**Records provided:**
== Segment start ==

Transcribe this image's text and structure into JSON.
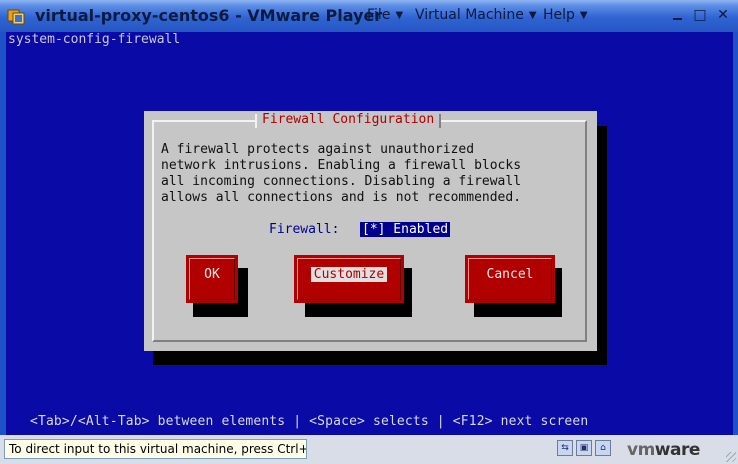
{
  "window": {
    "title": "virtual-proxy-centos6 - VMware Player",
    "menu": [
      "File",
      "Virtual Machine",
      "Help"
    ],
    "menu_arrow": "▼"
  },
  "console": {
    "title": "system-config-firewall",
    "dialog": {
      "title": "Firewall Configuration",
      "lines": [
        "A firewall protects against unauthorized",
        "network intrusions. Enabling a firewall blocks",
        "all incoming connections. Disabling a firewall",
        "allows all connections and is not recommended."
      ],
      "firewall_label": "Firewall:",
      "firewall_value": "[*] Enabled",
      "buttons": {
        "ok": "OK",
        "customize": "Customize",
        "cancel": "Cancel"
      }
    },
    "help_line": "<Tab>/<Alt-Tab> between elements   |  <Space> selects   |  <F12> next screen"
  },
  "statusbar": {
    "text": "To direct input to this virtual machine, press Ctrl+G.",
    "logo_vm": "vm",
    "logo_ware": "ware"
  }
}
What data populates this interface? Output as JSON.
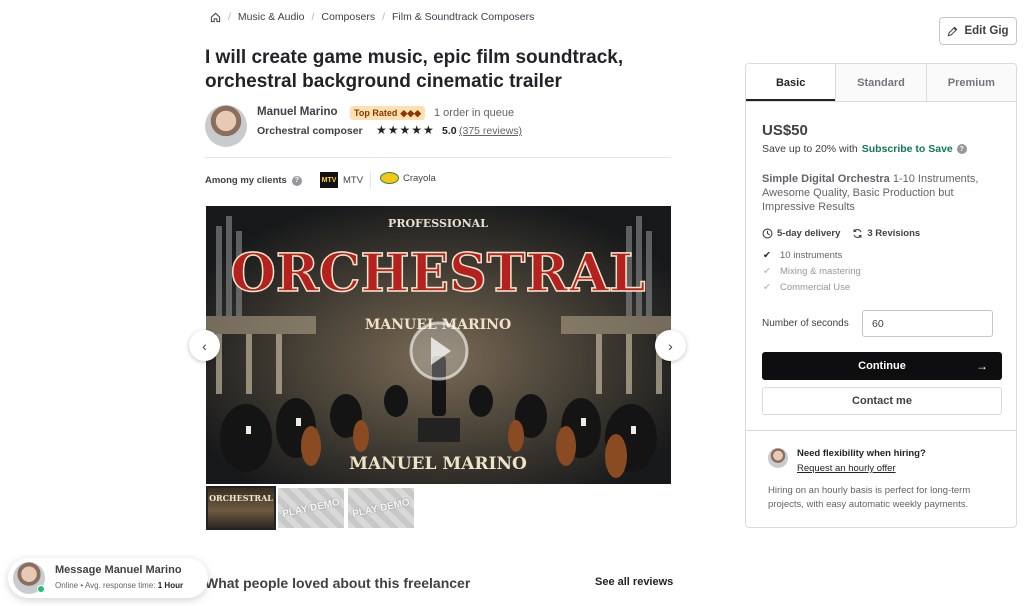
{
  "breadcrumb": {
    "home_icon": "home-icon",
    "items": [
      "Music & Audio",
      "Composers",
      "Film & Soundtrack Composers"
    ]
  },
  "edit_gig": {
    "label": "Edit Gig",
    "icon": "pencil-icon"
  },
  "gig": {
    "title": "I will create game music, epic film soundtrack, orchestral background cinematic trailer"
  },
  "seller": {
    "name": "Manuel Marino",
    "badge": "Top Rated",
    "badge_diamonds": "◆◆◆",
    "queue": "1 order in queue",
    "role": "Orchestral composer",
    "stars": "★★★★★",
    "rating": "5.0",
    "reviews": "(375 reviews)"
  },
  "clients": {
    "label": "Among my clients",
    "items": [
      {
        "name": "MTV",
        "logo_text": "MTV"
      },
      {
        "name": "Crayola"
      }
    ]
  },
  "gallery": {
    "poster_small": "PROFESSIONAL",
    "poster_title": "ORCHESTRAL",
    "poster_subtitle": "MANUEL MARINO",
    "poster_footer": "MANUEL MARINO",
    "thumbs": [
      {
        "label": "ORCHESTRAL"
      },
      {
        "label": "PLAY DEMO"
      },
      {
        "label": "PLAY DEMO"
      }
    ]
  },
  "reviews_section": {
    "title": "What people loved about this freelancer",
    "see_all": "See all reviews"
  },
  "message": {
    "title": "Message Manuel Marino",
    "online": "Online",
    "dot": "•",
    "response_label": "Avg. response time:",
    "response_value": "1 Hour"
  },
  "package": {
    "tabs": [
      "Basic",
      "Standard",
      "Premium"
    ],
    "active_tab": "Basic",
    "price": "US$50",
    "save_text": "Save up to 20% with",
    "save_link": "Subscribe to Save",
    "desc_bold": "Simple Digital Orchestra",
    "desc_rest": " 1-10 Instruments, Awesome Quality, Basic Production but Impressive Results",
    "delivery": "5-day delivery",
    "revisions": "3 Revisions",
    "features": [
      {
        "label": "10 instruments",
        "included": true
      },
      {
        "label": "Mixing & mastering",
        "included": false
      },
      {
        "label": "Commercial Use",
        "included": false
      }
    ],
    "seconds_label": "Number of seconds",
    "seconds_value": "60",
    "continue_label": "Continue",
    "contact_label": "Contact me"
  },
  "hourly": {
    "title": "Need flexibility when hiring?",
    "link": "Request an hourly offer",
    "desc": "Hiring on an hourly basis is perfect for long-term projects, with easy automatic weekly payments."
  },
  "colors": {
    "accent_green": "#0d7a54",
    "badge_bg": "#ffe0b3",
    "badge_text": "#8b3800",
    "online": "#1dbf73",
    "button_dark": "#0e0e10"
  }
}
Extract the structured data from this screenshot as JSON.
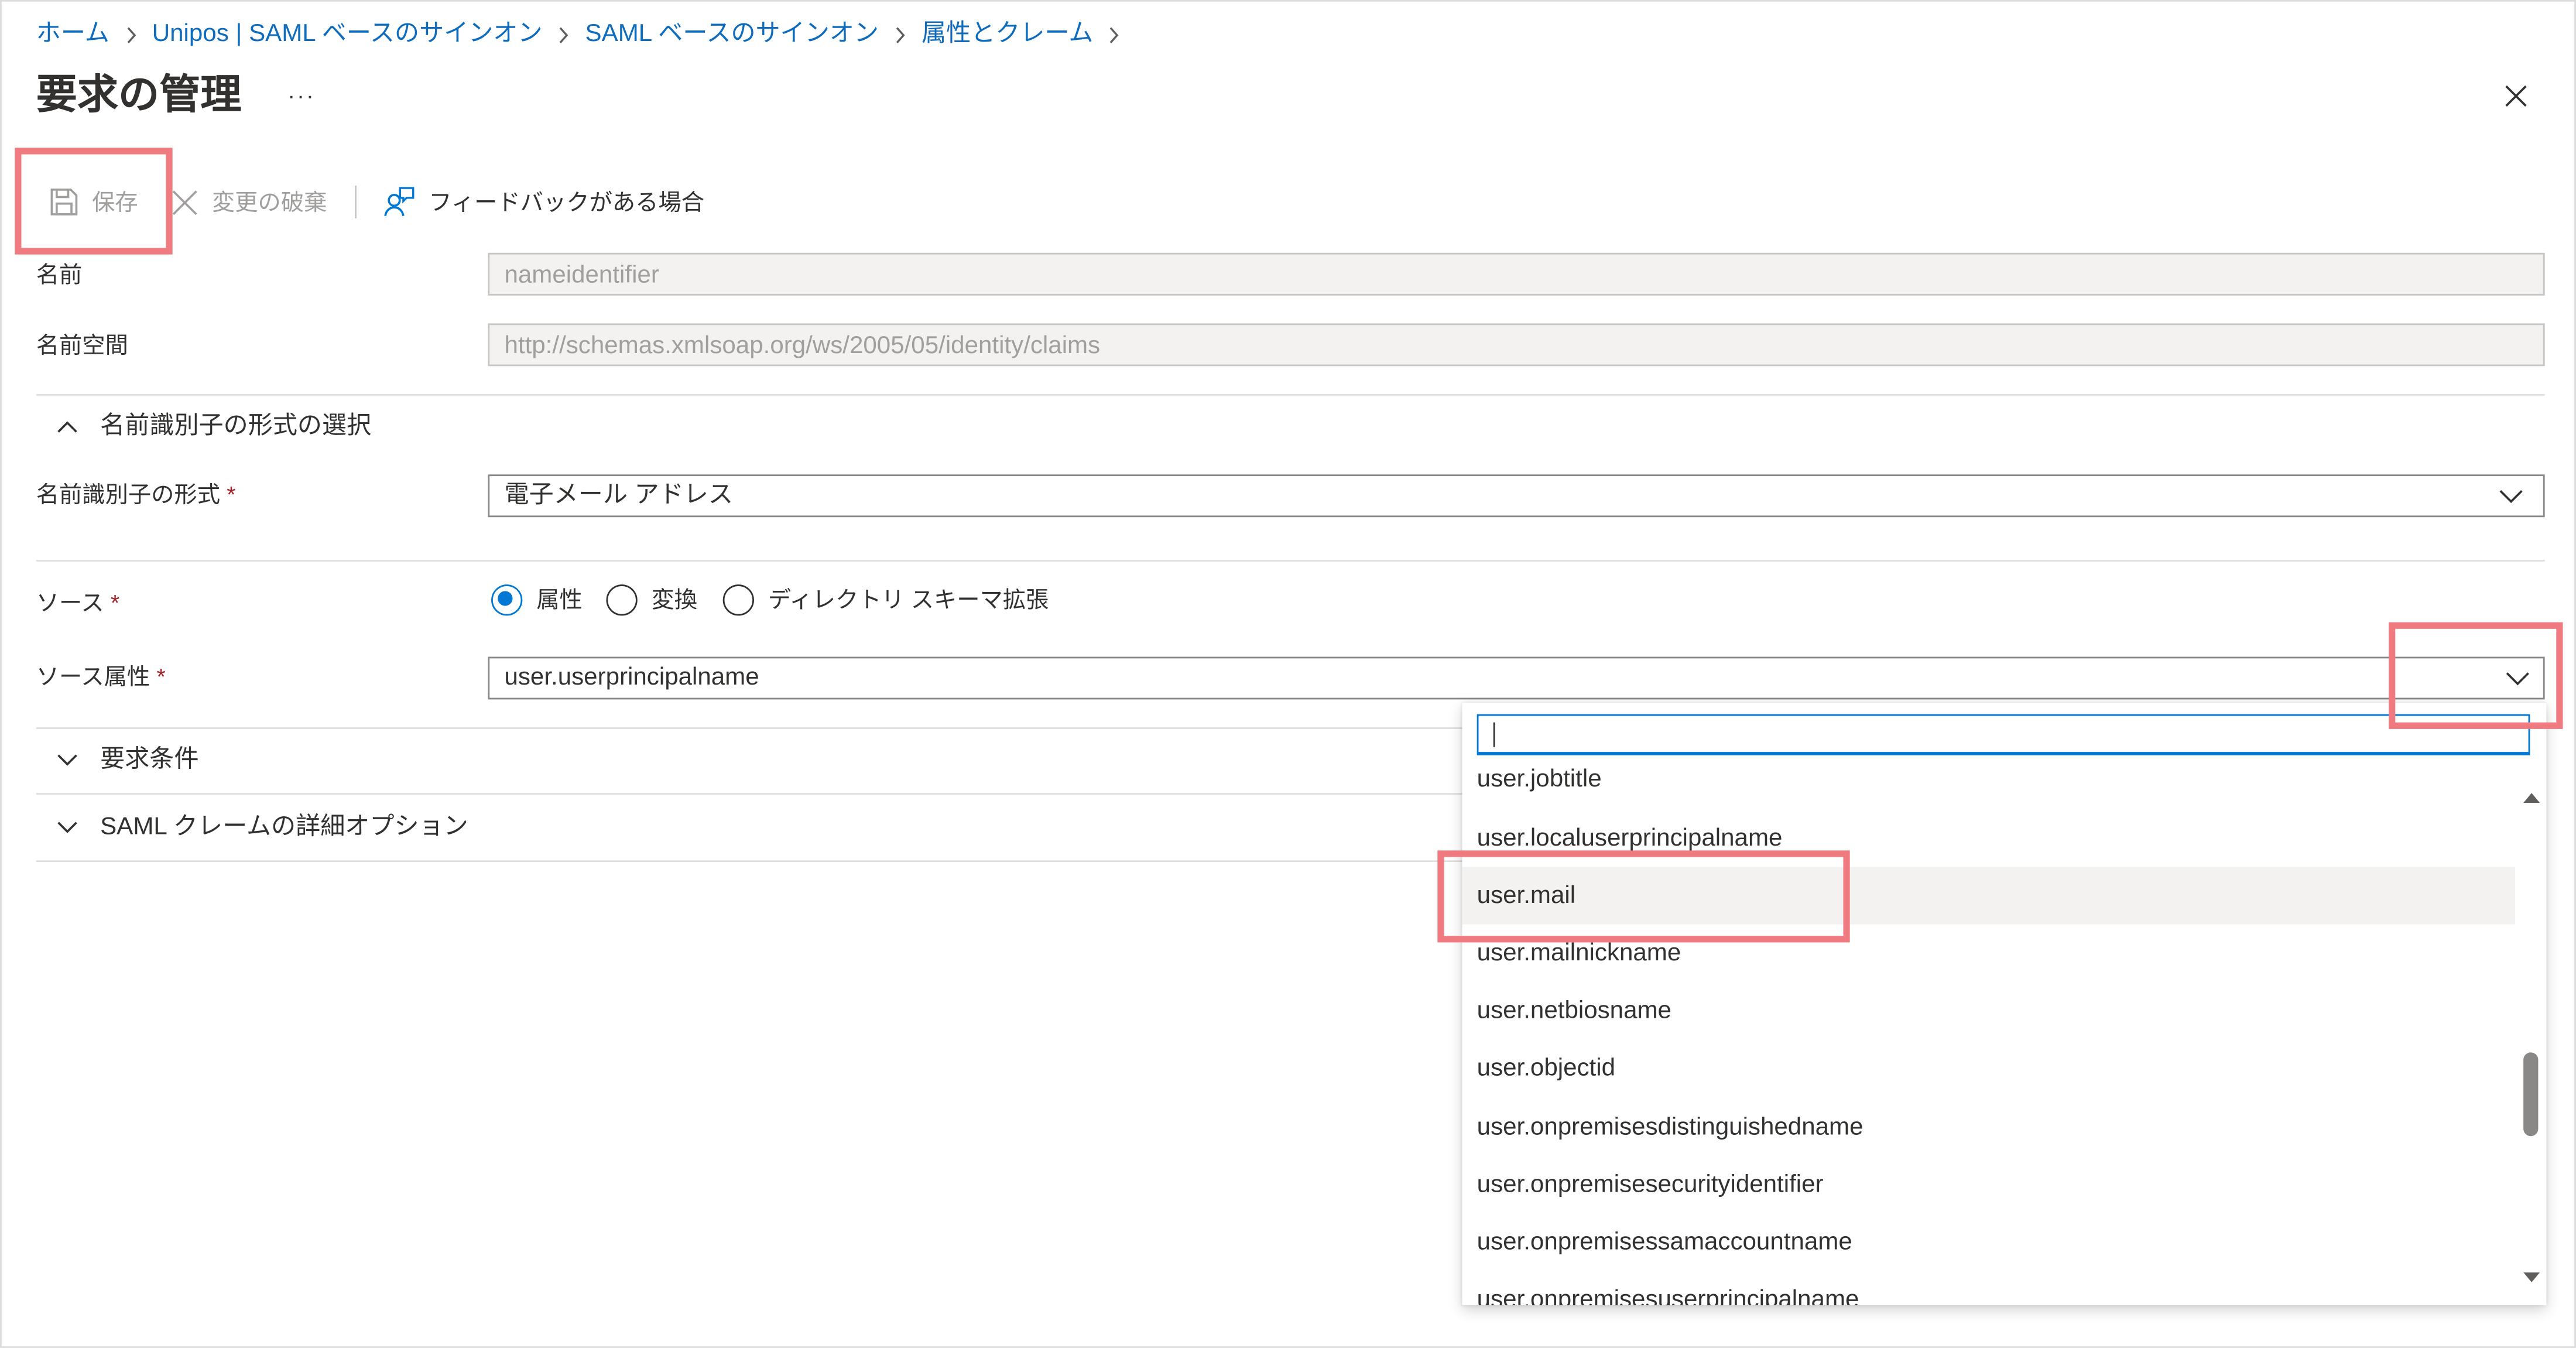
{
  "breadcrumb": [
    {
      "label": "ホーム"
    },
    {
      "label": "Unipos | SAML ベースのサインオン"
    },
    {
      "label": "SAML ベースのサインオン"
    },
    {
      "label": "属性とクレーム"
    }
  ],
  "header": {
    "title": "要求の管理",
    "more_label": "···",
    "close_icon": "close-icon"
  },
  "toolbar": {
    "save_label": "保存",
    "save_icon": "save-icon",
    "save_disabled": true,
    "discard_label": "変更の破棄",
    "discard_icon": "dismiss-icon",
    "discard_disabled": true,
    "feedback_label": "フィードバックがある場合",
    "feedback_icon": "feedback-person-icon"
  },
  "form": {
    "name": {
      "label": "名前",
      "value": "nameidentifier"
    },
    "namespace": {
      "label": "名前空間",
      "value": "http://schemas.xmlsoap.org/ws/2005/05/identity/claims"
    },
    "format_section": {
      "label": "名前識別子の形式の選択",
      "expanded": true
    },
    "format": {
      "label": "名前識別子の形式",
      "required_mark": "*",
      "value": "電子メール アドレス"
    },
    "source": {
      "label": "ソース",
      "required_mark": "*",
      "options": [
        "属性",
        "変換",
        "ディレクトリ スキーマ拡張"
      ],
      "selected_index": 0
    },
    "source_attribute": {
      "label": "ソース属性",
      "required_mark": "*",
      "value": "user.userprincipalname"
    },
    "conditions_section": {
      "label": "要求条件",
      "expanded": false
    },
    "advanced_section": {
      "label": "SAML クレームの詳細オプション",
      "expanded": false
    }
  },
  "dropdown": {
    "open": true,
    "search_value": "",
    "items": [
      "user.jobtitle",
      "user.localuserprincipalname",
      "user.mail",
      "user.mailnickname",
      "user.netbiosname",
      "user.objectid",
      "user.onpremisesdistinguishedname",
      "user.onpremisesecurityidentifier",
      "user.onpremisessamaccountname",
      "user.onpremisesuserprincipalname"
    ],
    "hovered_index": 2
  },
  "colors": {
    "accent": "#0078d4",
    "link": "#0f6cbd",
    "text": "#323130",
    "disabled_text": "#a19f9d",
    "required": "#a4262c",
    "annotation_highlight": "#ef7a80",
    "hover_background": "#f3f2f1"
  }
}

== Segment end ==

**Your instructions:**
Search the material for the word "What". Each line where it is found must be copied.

**Answer section:**
What data populates this interface? Output as JSON.
    "title": "What people loved about this freelancer",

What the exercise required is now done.